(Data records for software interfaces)
+--

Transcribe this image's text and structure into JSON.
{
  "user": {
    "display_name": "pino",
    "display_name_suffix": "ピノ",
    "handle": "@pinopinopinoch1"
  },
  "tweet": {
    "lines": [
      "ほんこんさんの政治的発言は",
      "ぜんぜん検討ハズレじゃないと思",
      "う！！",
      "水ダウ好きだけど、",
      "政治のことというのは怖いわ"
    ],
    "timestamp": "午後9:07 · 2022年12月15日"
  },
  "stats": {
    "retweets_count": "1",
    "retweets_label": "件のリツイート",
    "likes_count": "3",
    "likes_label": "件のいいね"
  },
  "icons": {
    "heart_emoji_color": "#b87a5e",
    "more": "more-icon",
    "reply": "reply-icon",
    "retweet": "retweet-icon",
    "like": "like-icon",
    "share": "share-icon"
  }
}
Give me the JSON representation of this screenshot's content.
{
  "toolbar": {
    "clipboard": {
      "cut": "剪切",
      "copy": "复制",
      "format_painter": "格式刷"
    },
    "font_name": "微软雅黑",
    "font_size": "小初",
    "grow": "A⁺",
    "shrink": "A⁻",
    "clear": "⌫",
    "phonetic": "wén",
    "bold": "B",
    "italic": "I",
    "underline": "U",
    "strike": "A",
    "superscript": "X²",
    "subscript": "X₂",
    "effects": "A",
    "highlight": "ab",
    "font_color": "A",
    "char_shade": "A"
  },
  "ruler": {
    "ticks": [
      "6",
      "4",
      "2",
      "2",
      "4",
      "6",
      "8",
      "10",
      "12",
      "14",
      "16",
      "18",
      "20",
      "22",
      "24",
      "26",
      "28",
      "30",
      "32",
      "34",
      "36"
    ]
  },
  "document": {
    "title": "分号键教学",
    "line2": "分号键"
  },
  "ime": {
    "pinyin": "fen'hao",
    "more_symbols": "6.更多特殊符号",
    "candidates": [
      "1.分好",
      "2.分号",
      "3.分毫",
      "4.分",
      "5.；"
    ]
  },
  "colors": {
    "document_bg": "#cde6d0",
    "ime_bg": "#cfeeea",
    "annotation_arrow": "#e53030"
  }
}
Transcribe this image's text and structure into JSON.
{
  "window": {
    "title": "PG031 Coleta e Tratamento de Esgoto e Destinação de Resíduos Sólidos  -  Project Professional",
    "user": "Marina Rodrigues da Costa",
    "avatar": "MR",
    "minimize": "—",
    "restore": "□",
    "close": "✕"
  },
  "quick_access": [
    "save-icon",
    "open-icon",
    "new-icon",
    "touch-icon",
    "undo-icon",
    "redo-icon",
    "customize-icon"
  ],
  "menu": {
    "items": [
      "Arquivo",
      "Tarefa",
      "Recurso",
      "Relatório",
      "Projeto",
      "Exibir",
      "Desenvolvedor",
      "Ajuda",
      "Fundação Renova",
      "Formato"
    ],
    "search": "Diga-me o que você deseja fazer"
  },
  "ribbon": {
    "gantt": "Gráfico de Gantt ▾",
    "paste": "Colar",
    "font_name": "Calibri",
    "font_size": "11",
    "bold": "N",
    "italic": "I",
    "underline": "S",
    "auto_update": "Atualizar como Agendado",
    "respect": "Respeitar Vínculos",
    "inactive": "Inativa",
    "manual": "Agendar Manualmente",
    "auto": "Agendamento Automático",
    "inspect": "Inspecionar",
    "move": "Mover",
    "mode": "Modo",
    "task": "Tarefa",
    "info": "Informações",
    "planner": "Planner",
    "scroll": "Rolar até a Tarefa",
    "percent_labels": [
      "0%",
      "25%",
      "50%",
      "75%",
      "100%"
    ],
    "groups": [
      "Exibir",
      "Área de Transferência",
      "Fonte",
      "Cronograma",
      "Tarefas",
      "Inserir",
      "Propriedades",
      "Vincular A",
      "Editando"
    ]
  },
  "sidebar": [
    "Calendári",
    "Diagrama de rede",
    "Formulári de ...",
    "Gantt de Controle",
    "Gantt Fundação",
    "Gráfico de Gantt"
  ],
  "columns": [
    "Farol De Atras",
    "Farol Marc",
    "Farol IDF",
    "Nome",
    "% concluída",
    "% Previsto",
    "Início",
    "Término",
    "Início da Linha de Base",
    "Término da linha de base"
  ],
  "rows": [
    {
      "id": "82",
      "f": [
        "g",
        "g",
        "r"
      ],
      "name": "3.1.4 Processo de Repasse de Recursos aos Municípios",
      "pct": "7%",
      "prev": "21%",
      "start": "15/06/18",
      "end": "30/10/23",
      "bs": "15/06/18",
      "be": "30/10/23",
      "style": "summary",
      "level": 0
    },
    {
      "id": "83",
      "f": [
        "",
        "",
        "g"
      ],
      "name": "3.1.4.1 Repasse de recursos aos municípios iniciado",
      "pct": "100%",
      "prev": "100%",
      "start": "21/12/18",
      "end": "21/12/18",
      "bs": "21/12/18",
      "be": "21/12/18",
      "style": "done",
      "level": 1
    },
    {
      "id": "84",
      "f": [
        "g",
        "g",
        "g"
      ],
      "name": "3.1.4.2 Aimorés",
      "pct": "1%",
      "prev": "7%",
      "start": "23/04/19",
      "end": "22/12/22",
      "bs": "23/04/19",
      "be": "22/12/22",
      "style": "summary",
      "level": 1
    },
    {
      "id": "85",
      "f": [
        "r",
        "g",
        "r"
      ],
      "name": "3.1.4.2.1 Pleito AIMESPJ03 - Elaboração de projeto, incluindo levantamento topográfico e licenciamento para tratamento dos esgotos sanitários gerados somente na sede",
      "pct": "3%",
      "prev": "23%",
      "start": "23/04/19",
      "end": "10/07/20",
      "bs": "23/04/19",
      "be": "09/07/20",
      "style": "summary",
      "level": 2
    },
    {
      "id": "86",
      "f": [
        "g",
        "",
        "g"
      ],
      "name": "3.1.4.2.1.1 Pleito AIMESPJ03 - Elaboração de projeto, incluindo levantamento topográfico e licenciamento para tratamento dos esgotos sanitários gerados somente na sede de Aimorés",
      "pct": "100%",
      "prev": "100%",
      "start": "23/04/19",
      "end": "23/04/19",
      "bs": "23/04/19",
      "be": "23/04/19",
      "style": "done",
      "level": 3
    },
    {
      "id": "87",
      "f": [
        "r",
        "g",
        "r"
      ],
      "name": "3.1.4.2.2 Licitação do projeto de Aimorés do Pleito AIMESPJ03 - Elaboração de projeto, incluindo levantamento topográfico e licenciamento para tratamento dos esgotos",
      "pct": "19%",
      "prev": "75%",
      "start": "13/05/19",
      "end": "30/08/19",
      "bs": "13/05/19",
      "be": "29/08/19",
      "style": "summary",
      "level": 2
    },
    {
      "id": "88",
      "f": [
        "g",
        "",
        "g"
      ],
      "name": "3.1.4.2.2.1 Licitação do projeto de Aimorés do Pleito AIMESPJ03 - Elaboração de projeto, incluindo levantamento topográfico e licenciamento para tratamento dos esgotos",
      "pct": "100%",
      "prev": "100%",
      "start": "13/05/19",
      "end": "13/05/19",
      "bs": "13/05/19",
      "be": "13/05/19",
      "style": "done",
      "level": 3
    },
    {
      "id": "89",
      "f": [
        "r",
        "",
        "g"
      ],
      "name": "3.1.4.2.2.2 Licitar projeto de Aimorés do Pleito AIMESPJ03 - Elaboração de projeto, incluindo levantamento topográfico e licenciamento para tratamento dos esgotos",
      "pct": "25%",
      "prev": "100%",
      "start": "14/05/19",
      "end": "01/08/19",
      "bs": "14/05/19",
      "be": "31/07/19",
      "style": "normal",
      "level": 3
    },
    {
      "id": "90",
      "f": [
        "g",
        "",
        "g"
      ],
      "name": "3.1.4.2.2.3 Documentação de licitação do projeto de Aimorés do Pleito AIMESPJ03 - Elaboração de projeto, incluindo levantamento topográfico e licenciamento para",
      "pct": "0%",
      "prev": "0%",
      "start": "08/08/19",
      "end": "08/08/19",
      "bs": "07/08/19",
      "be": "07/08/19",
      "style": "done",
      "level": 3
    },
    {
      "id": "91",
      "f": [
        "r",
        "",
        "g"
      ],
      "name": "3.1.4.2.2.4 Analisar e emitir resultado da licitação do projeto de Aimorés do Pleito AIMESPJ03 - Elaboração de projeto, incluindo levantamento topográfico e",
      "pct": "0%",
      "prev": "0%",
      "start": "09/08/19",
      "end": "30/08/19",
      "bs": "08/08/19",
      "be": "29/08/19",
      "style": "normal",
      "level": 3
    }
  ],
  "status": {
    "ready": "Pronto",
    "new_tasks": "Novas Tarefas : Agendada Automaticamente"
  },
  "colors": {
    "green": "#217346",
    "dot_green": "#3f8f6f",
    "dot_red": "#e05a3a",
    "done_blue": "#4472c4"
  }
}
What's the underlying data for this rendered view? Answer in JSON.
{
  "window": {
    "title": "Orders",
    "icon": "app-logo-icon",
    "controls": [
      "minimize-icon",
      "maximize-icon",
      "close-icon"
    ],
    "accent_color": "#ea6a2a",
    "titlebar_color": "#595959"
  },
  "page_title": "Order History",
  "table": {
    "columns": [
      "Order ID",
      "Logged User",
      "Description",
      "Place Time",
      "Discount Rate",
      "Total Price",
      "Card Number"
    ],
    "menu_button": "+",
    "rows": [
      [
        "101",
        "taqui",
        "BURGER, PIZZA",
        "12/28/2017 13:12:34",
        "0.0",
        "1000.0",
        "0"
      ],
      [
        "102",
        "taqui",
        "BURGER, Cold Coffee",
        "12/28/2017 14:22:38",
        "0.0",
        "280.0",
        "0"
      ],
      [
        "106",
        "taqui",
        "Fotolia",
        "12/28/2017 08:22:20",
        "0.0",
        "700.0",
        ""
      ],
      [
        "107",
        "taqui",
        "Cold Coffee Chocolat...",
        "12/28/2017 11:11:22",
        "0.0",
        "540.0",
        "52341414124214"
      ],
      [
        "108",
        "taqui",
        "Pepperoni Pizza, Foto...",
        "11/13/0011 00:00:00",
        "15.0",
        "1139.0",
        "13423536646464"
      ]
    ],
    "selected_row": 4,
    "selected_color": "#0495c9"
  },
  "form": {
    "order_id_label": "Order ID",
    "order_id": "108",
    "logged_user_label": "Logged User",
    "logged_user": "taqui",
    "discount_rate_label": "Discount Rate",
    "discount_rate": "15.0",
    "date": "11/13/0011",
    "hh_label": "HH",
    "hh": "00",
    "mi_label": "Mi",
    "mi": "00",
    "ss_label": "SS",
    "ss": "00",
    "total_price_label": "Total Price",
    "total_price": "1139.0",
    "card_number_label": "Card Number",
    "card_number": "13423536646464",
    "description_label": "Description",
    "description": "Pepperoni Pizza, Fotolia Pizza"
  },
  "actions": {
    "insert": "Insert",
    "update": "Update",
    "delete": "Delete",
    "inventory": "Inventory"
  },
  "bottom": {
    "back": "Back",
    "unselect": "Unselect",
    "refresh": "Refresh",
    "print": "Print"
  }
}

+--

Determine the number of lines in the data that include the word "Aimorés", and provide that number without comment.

7